Instructions for the task:
Out of the data below, copy every line with the string "text".

====== Listed records ======

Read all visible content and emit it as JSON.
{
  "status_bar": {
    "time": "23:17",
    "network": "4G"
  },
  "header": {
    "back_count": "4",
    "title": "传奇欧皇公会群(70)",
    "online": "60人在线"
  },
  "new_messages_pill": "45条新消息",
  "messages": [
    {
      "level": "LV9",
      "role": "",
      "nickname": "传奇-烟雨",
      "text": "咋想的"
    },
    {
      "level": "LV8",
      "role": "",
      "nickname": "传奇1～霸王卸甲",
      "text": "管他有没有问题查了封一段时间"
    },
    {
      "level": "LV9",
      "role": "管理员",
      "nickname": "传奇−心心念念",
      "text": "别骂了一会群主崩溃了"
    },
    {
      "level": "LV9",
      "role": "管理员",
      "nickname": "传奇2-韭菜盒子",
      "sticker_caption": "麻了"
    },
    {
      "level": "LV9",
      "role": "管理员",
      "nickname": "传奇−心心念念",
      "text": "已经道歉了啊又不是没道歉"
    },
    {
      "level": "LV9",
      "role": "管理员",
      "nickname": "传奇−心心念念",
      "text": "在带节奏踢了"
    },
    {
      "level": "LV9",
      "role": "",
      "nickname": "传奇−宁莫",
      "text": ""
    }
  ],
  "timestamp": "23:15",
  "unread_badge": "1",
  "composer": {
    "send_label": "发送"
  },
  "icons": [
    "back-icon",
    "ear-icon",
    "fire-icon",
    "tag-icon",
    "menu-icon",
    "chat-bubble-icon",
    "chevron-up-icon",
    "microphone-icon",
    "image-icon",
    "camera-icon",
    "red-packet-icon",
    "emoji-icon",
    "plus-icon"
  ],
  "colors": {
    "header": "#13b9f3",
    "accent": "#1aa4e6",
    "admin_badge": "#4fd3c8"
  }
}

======

Expected output:
      "text": "咋想的"
      "text": "管他有没有问题查了封一段时间"
      "text": "别骂了一会群主崩溃了"
      "text": "已经道歉了啊又不是没道歉"
      "text": "在带节奏踢了"
      "text": ""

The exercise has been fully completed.